■ **Prompt**
Your task is to copy each line in the listing that includes the word "JSON".

■ **Data shown**
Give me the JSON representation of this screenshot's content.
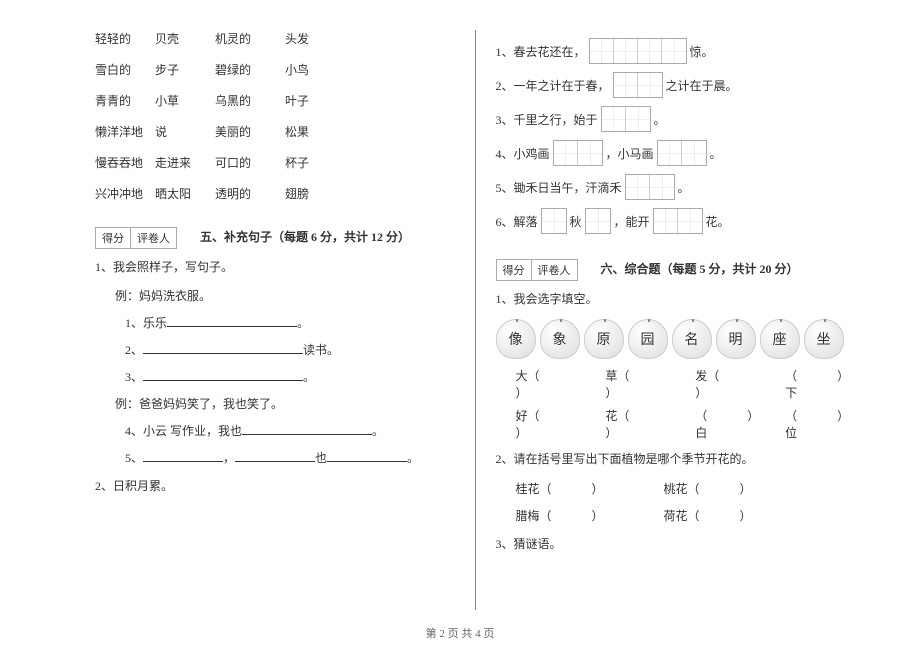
{
  "wordPairs": {
    "r1c1": "轻轻的",
    "r1c2": "贝壳",
    "r1c3": "机灵的",
    "r1c4": "头发",
    "r2c1": "雪白的",
    "r2c2": "步子",
    "r2c3": "碧绿的",
    "r2c4": "小鸟",
    "r3c1": "青青的",
    "r3c2": "小草",
    "r3c3": "乌黑的",
    "r3c4": "叶子",
    "r4c1": "懒洋洋地",
    "r4c2": "说",
    "r4c3": "美丽的",
    "r4c4": "松果",
    "r5c1": "慢吞吞地",
    "r5c2": "走进来",
    "r5c3": "可口的",
    "r5c4": "杯子",
    "r6c1": "兴冲冲地",
    "r6c2": "晒太阳",
    "r6c3": "透明的",
    "r6c4": "翅膀"
  },
  "score": {
    "label1": "得分",
    "label2": "评卷人"
  },
  "section5": {
    "title": "五、补充句子（每题 6 分，共计 12 分）",
    "q1": "1、我会照样子，写句子。",
    "ex1": "例：妈妈洗衣服。",
    "s1": "1、乐乐",
    "s1end": "。",
    "s2": "2、",
    "s2end": "读书。",
    "s3": "3、",
    "s3end": "。",
    "ex2": "例：爸爸妈妈笑了，我也笑了。",
    "s4": "4、小云 写作业，我也",
    "s4end": "。",
    "s5": "5、",
    "s5mid": "，",
    "s5also": "也",
    "s5end": "。",
    "q2": "2、日积月累。"
  },
  "fills": {
    "f1a": "1、春去花还在，",
    "f1b": "惊。",
    "f2a": "2、一年之计在于春，",
    "f2b": "之计在于晨。",
    "f3a": "3、千里之行，始于",
    "f3b": "。",
    "f4a": "4、小鸡画",
    "f4b": "，小马画",
    "f4c": "。",
    "f5a": "5、锄禾日当午，汗滴禾",
    "f5b": "。",
    "f6a": "6、解落",
    "f6b": "秋",
    "f6c": "，能开",
    "f6d": "花。"
  },
  "section6": {
    "title": "六、综合题（每题 5 分，共计 20 分）",
    "q1": "1、我会选字填空。",
    "apples": [
      "像",
      "象",
      "原",
      "园",
      "名",
      "明",
      "座",
      "坐"
    ],
    "choiceRow1": {
      "c1": "大（",
      "c1e": "）",
      "c2": "草（",
      "c2e": "）",
      "c3": "发（",
      "c3e": "）",
      "c4": "（",
      "c4e": "）下"
    },
    "choiceRow2": {
      "c1": "好（",
      "c1e": "）",
      "c2": "花（",
      "c2e": "）",
      "c3": "（",
      "c3e": "）白",
      "c4": "（",
      "c4e": "）位"
    },
    "q2": "2、请在括号里写出下面植物是哪个季节开花的。",
    "plants": {
      "p1": "桂花（",
      "p2": "桃花（",
      "p3": "腊梅（",
      "p4": "荷花（",
      "pe": "）"
    },
    "q3": "3、猜谜语。"
  },
  "footer": "第 2 页 共 4 页"
}
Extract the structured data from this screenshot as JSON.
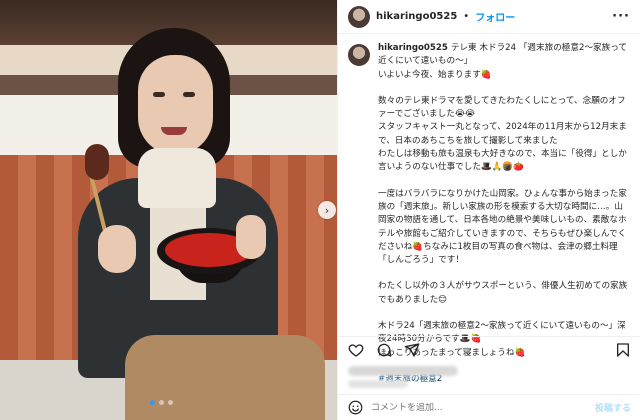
{
  "header": {
    "username": "hikaringo0525",
    "separator": "•",
    "follow_label": "フォロー",
    "more_label": "···"
  },
  "caption": {
    "username": "hikaringo0525",
    "lines": [
      "テレ東 木ドラ24 「週末旅の極意2〜家族って近くにいて遠いもの〜」",
      "いよいよ今夜、始まります🍓",
      "",
      "数々のテレ東ドラマを愛してきたわたくしにとって、念願のオファーでございました😭😭",
      "スタッフキャスト一丸となって、2024年の11月末から12月末まで、日本のあちこちを旅して撮影して来ました",
      "わたしは移動も旅も温泉も大好きなので、本当に「役得」としか言いようのない仕事でした🎩🙏🍘🍅",
      "",
      "一度はバラバラになりかけた山岡家。ひょんな事から始まった家族の「週末旅」。新しい家族の形を模索する大切な時間に…。山岡家の物語を通して、日本各地の絶景や美味しいもの、素敵なホテルや旅館もご紹介していきますので、そちらもぜひ楽しんでくださいね🍓ちなみに1枚目の写真の食べ物は、会津の郷土料理「しんごろう」です！",
      "",
      "わたくし以外の３人がサウスポーという、俳優人生初めての家族でもありました😊",
      "",
      "木ドラ24「週末旅の極意2～家族って近くにいて遠いもの～」深夜24時30分からです🎩🍓",
      "ほっこりあったまって寝ましょうね🍓",
      "",
      "#週末旅の極意2"
    ]
  },
  "actions": {
    "like_icon": "heart-icon",
    "comment_icon": "comment-icon",
    "share_icon": "share-icon",
    "save_icon": "bookmark-icon"
  },
  "comment_bar": {
    "placeholder": "コメントを追加...",
    "post_label": "投稿する"
  },
  "carousel": {
    "next_icon": "chevron-right-icon",
    "total_slides": 3,
    "active_slide": 1
  },
  "colors": {
    "link_blue": "#0095f6",
    "hashtag": "#00376b",
    "post_disabled": "#b2dffc"
  }
}
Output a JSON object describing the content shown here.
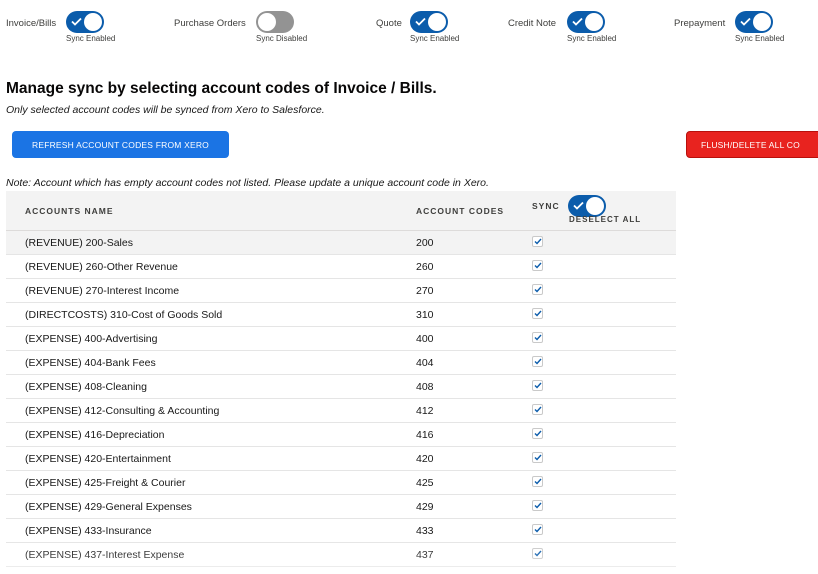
{
  "sync_toggles": [
    {
      "label": "Invoice/Bills",
      "status": "Sync Enabled",
      "enabled": true
    },
    {
      "label": "Purchase Orders",
      "status": "Sync Disabled",
      "enabled": false
    },
    {
      "label": "Quote",
      "status": "Sync Enabled",
      "enabled": true
    },
    {
      "label": "Credit Note",
      "status": "Sync Enabled",
      "enabled": true
    },
    {
      "label": "Prepayment",
      "status": "Sync Enabled",
      "enabled": true
    }
  ],
  "heading": {
    "title": "Manage sync by selecting account codes of Invoice / Bills.",
    "subtitle": "Only selected account codes will be synced from Xero to Salesforce."
  },
  "buttons": {
    "refresh": "REFRESH ACCOUNT CODES FROM XERO",
    "flush": "FLUSH/DELETE ALL CO"
  },
  "note": "Note: Account which has empty account codes not listed. Please update a unique account code in Xero.",
  "table": {
    "columns": {
      "name": "ACCOUNTS NAME",
      "codes": "ACCOUNT CODES",
      "sync": "SYNC",
      "deselect_all": "DESELECT ALL"
    },
    "header_toggle_on": true,
    "rows": [
      {
        "name": "(REVENUE) 200-Sales",
        "code": "200",
        "checked": true
      },
      {
        "name": "(REVENUE) 260-Other Revenue",
        "code": "260",
        "checked": true
      },
      {
        "name": "(REVENUE) 270-Interest Income",
        "code": "270",
        "checked": true
      },
      {
        "name": "(DIRECTCOSTS) 310-Cost of Goods Sold",
        "code": "310",
        "checked": true
      },
      {
        "name": "(EXPENSE) 400-Advertising",
        "code": "400",
        "checked": true
      },
      {
        "name": "(EXPENSE) 404-Bank Fees",
        "code": "404",
        "checked": true
      },
      {
        "name": "(EXPENSE) 408-Cleaning",
        "code": "408",
        "checked": true
      },
      {
        "name": "(EXPENSE) 412-Consulting & Accounting",
        "code": "412",
        "checked": true
      },
      {
        "name": "(EXPENSE) 416-Depreciation",
        "code": "416",
        "checked": true
      },
      {
        "name": "(EXPENSE) 420-Entertainment",
        "code": "420",
        "checked": true
      },
      {
        "name": "(EXPENSE) 425-Freight & Courier",
        "code": "425",
        "checked": true
      },
      {
        "name": "(EXPENSE) 429-General Expenses",
        "code": "429",
        "checked": true
      },
      {
        "name": "(EXPENSE) 433-Insurance",
        "code": "433",
        "checked": true
      },
      {
        "name": "(EXPENSE) 437-Interest Expense",
        "code": "437",
        "checked": true
      }
    ]
  },
  "colors": {
    "toggle_on": "#0b5cab",
    "toggle_off": "#939393",
    "refresh_button": "#1b74e4",
    "flush_button": "#e8231f",
    "checkmark": "#0b5cab"
  }
}
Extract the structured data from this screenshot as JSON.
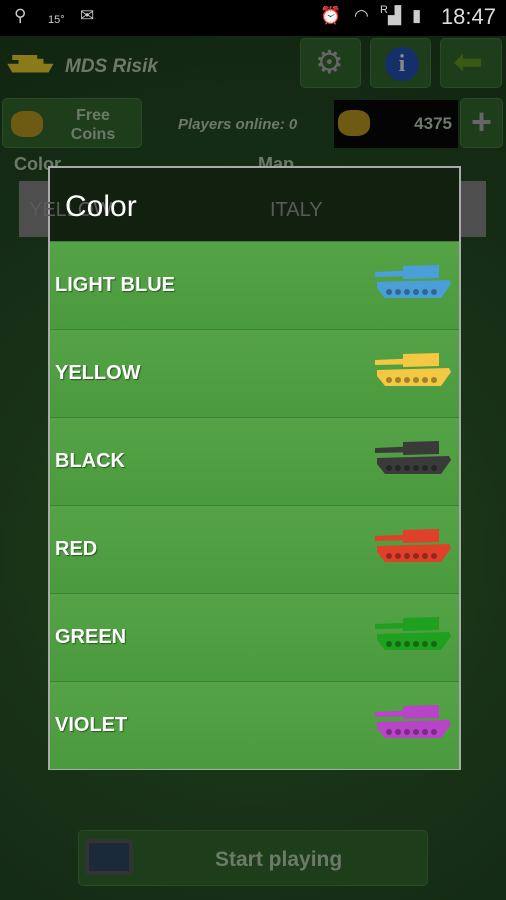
{
  "status": {
    "temperature": "15°",
    "time": "18:47",
    "network": "R"
  },
  "appbar": {
    "title": "MDS Risik",
    "icons": [
      "tank-icon",
      "gear-icon",
      "info-icon",
      "back-arrow-icon"
    ]
  },
  "toolbar": {
    "free_coins": "Free Coins",
    "players_online": "Players online: 0",
    "coins": "4375",
    "add": "+"
  },
  "form": {
    "color_label": "Color",
    "color_value": "YELLOW",
    "map_label": "Map",
    "map_value": "ITALY"
  },
  "dialog": {
    "title": "Color",
    "items": [
      {
        "label": "LIGHT BLUE",
        "color": "#4a9fd8"
      },
      {
        "label": "YELLOW",
        "color": "#f4c842"
      },
      {
        "label": "BLACK",
        "color": "#3a3a3a"
      },
      {
        "label": "RED",
        "color": "#e0402a"
      },
      {
        "label": "GREEN",
        "color": "#1fa01f"
      },
      {
        "label": "VIOLET",
        "color": "#b844c8"
      }
    ]
  },
  "start": {
    "label": "Start playing"
  }
}
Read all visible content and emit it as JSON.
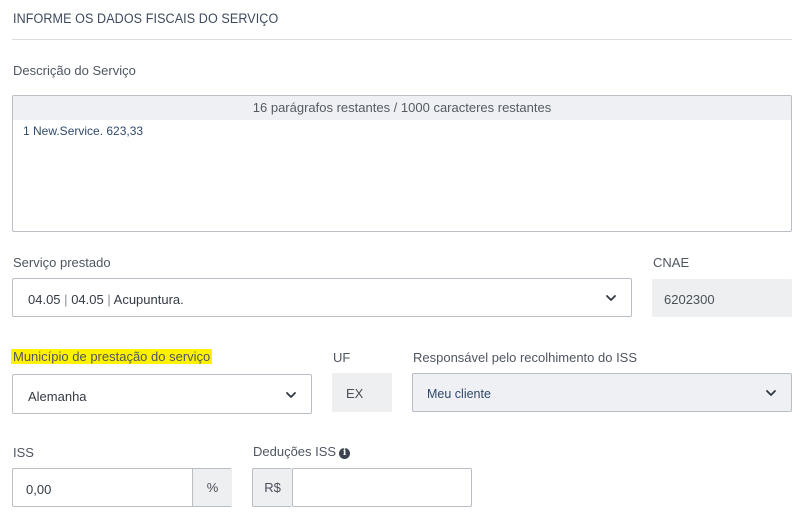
{
  "section": {
    "title": "INFORME OS DADOS FISCAIS DO SERVIÇO"
  },
  "description": {
    "label": "Descrição do Serviço",
    "counter": "16 parágrafos restantes / 1000 caracteres restantes",
    "text": "1 New.Service. 623,33"
  },
  "servico": {
    "label": "Serviço prestado",
    "code1": "04.05",
    "code2": "04.05",
    "name": "Acupuntura.",
    "separator": "|"
  },
  "cnae": {
    "label": "CNAE",
    "value": "6202300"
  },
  "municipio": {
    "label": "Município de prestação do serviço",
    "value": "Alemanha",
    "highlight_color": "#fff200"
  },
  "uf": {
    "label": "UF",
    "value": "EX"
  },
  "responsavel": {
    "label": "Responsável pelo recolhimento do ISS",
    "value": "Meu cliente"
  },
  "iss": {
    "label": "ISS",
    "value": "0,00",
    "suffix": "%"
  },
  "deducoes": {
    "label": "Deduções ISS",
    "prefix": "R$",
    "value": ""
  },
  "icons": {
    "dropdown": "chevron-down-icon",
    "info": "info-icon"
  }
}
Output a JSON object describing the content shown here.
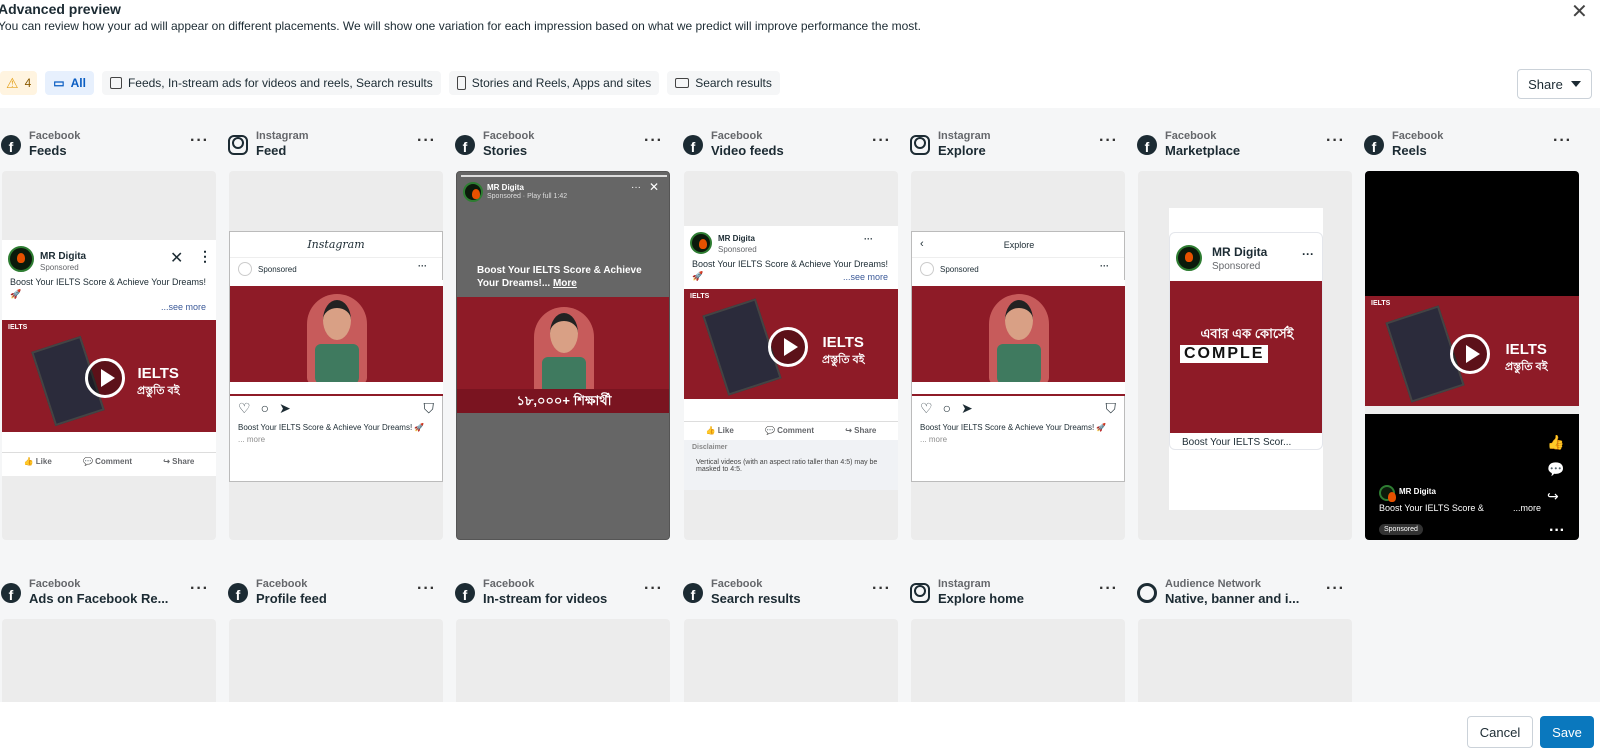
{
  "header": {
    "title": "Advanced preview",
    "subtitle": "You can review how your ad will appear on different placements. We will show one variation for each impression based on what we predict will improve performance the most.",
    "close_icon": "close-icon"
  },
  "filters": {
    "warning_count": "4",
    "all_label": "All",
    "feeds_label": "Feeds, In-stream ads for videos and reels, Search results",
    "stories_label": "Stories and Reels, Apps and sites",
    "search_label": "Search results"
  },
  "share_label": "Share",
  "tiles_row1": [
    {
      "platform": "Facebook",
      "placement": "Feeds"
    },
    {
      "platform": "Instagram",
      "placement": "Feed"
    },
    {
      "platform": "Facebook",
      "placement": "Stories"
    },
    {
      "platform": "Facebook",
      "placement": "Video feeds"
    },
    {
      "platform": "Instagram",
      "placement": "Explore"
    },
    {
      "platform": "Facebook",
      "placement": "Marketplace"
    },
    {
      "platform": "Facebook",
      "placement": "Reels"
    }
  ],
  "tiles_row2": [
    {
      "platform": "Facebook",
      "placement": "Ads on Facebook Re..."
    },
    {
      "platform": "Facebook",
      "placement": "Profile feed"
    },
    {
      "platform": "Facebook",
      "placement": "In-stream for videos"
    },
    {
      "platform": "Facebook",
      "placement": "Search results"
    },
    {
      "platform": "Instagram",
      "placement": "Explore home"
    },
    {
      "platform": "Audience Network",
      "placement": "Native, banner and i..."
    }
  ],
  "ad": {
    "page_name": "MR Digita",
    "sponsored": "Sponsored",
    "sponsored_play": "Sponsored · Play full 1:42",
    "primary_text": "Boost Your IELTS Score & Achieve Your Dreams! 🚀",
    "primary_text_short": "Boost Your IELTS Score & Achieve Your Dreams!...",
    "more": "More",
    "see_more": "...see more",
    "ig_more": "... more",
    "ig_caption": "Boost Your IELTS Score & Achieve Your Dreams! 🚀",
    "ig_logo": "Instagram",
    "explore_title": "Explore",
    "like": "Like",
    "comment": "Comment",
    "share": "Share",
    "disclaimer_title": "Disclaimer",
    "disclaimer_text": "Vertical videos (with an aspect ratio taller than 4:5) may be masked to 4:5.",
    "creative_ielts": "IELTS",
    "creative_bangla": "প্রস্তুতি বই",
    "creative_count": "১৮,০০০+ শিক্ষার্থী",
    "marketplace_bangla": "এবার এক কোর্সেই",
    "marketplace_comple": "COMPLE",
    "marketplace_title": "Boost Your IELTS Scor...",
    "reels_text": "Boost Your IELTS Score &",
    "reels_more": "...more",
    "ielts_tag": "IELTS"
  },
  "footer": {
    "cancel_label": "Cancel",
    "save_label": "Save"
  }
}
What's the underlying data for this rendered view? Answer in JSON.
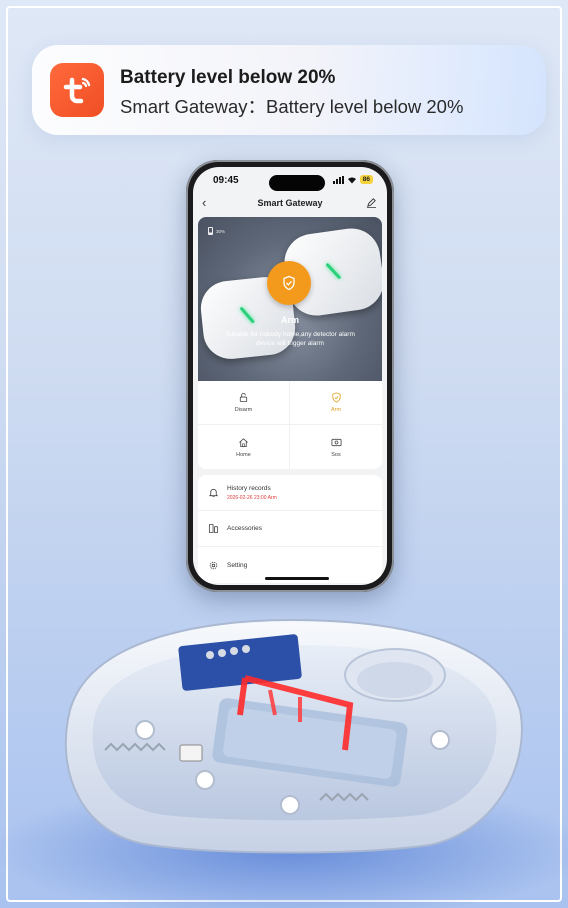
{
  "notification": {
    "app_icon": "tuya-smart-app-icon",
    "title": "Battery level below 20%",
    "body": "Smart Gateway：Battery level below 20%"
  },
  "phone": {
    "status": {
      "time": "09:45",
      "battery": "86"
    },
    "header": {
      "back_icon": "chevron-left-icon",
      "title": "Smart Gateway",
      "edit_icon": "pencil-icon"
    },
    "hero": {
      "battery_label": "30%",
      "mode_title": "Arm",
      "mode_desc": "Suitable for nobody home,any detector alarm device will trigger alarm"
    },
    "modes": [
      {
        "label": "Disarm",
        "icon": "unlock-icon",
        "active": false
      },
      {
        "label": "Arm",
        "icon": "shield-check-icon",
        "active": true
      },
      {
        "label": "Home",
        "icon": "home-icon",
        "active": false
      },
      {
        "label": "Sos",
        "icon": "sos-icon",
        "active": false
      }
    ],
    "list": [
      {
        "label": "History records",
        "sub": "2026-02-26 23:00 Arm",
        "icon": "bell-icon"
      },
      {
        "label": "Accessories",
        "sub": "",
        "icon": "accessories-icon"
      },
      {
        "label": "Setting",
        "sub": "",
        "icon": "gear-icon"
      }
    ]
  },
  "colors": {
    "accent_orange": "#f39a1c",
    "app_icon": "#f04e23",
    "history_red": "#e23b3b",
    "gateway_highlight": "#ff2a2a"
  }
}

■ **Response below**
Give me the JSON representation of this screenshot's content.
Extract the structured data from this screenshot as JSON.
Output a JSON object describing the content shown here.
Extract the structured data from this screenshot as JSON.
Read all visible content and emit it as JSON.
Output a JSON object describing the content shown here.
What's the underlying data for this rendered view? Answer in JSON.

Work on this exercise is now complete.